All Good Ideas Start with a Prototype

This is a guest post by Chris Michaels of PoweredPlay.net, currently also on Kickstarter.

Prototyping is one of the most exciting parts of doing something completely new in the world of modeling. It’s almost God-like, because you’re creating something that has never been created before. In the modeling world, that could easily be seen as a hard thing to do since you’re typically working with someone else’s art. But being creative and creative execution – especially when it comes to mods – gives you the chance to change that paradigm.

Whether it’s trying a new type of paint, creating new add-on bits like Green Stuff Tentacles, or adding electronic effects, it’s exciting – and sometimes frustrating – to be the first to try something.

We’ve run into this a lot as we launched PoweredPlay Gaming.

Our CEO, Chris Wessling, originally wanted to find a way to light up his son’s Warhammer 40K tank when he first came up with the idea of our product. But that initial Rhino led to a Drop Pod, a Hammerhead, and then a Vendetta, a Necron Scythe, and so on.Warhammer 40K Space Marine Storm Raven

A Powered Play-enhanced Stormraven

In-fact, while we were at the Bay Area Open, we prototyped both a Land Raider and a Stormraven in just a few minutes so everyone could see what we do.

In 20 minutes, we had fully wired our Lascannons with fiber optics, had them mounted, and started looking at where else we could put lights on the wings of the Stormraven with poster tack.

Recently, we gave away a few of our kits to some industry notables, to see how they get just as inspired as we’ve been. We sent a few kits to Mike Larson, of BattleBunker Games to see what he could do with a Heldrake and more!

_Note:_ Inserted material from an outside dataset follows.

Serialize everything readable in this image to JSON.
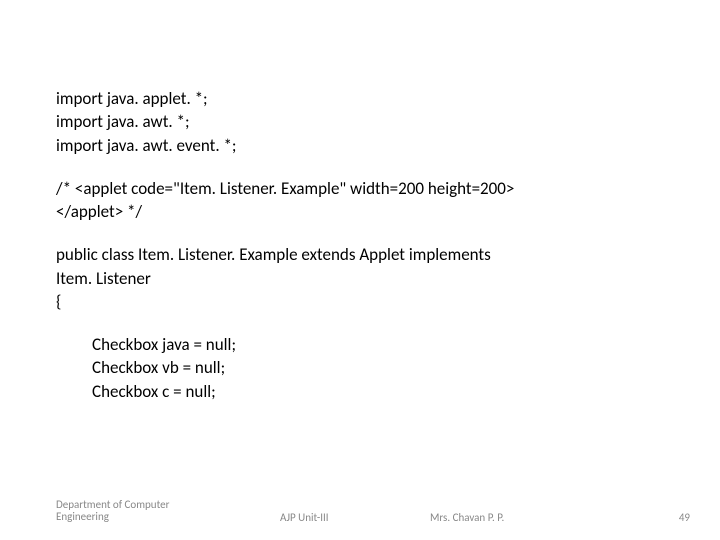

A Powered Play Heldrake

First, I have to say that the Heldrake model has a smaller body cavity than can hold a standard 9v battery, which our kits use. Of course, you could always hide the wires in the base and run them up to the model, but we have also been prototyping a small 9v battery pack (about the size of half an AA battery) which we sent to Mike to conceal everything inside.

With the order to “Have at it,” Mike has gone to town.Warhammer 40K Chaos Space Marines Heldrake with Lighting

Preparing the Heldrake with Powered Play components

His first thought: fiber optics. Mike drilled out the eyes and the center of the Heldrake Baleflamer and the neck connection to align with the three other holes.

He then ran a length of 1.5mm PMMA Fiber Optics so through each hole and down the neck. By stopping the three connections at the same point in the neck, Mike is able to aim a single red LED light at each end to get it to illuminate.

After adjusting the aim, and closing the neck cavity and painting, mike will then trim the illuminating end of the fiber to be as flush with the model as possible. Also, by cutting after painting, he doesn’t have to worry about the eyes getting all gunked up.

Mike is planning to do some fun stuff with the exhaust and even see about lighting the sponsons on the ribs of the Heldrake.

Adding that “WoW” factor

We also gave Mike our Stormraven that we prototyped while manning the booth at the Bay Area Open. Again, he thought of some creative ways of scattering the light – namely with Hot Glue.

Mike took a look at the rear exhaust and thought that there had to be a better way to build up the cavity, so it looked like fire coming out of the back, instead of just a warm glow from within the engines.

Warhammer 40K Space Marines Stormraven

To do this, Mike used CLEAR hot glue. I emphasize clear because white or any other kind that looks translucent when it goes into the gun, simply doesn’t let the light scatter as brightly and looks like you put a light inside some bubble gum.

With the hot glue set, Mike aimed the red LEDs at the exhaust.

Mike’s not alone with creative ways of prototyping new ideas. We’ve had sculptors, artists, painters and new hobbyists come to us with a lot of ideas.

When Chris first came up with the company, it was seeing his son’s face light up with the “wow” factor that made him want to keep building more. Now, we want to empower that same wow factor in everyone else who’s a gamer, modeler or hobbyist.

So, that begs the question, “What would you do?”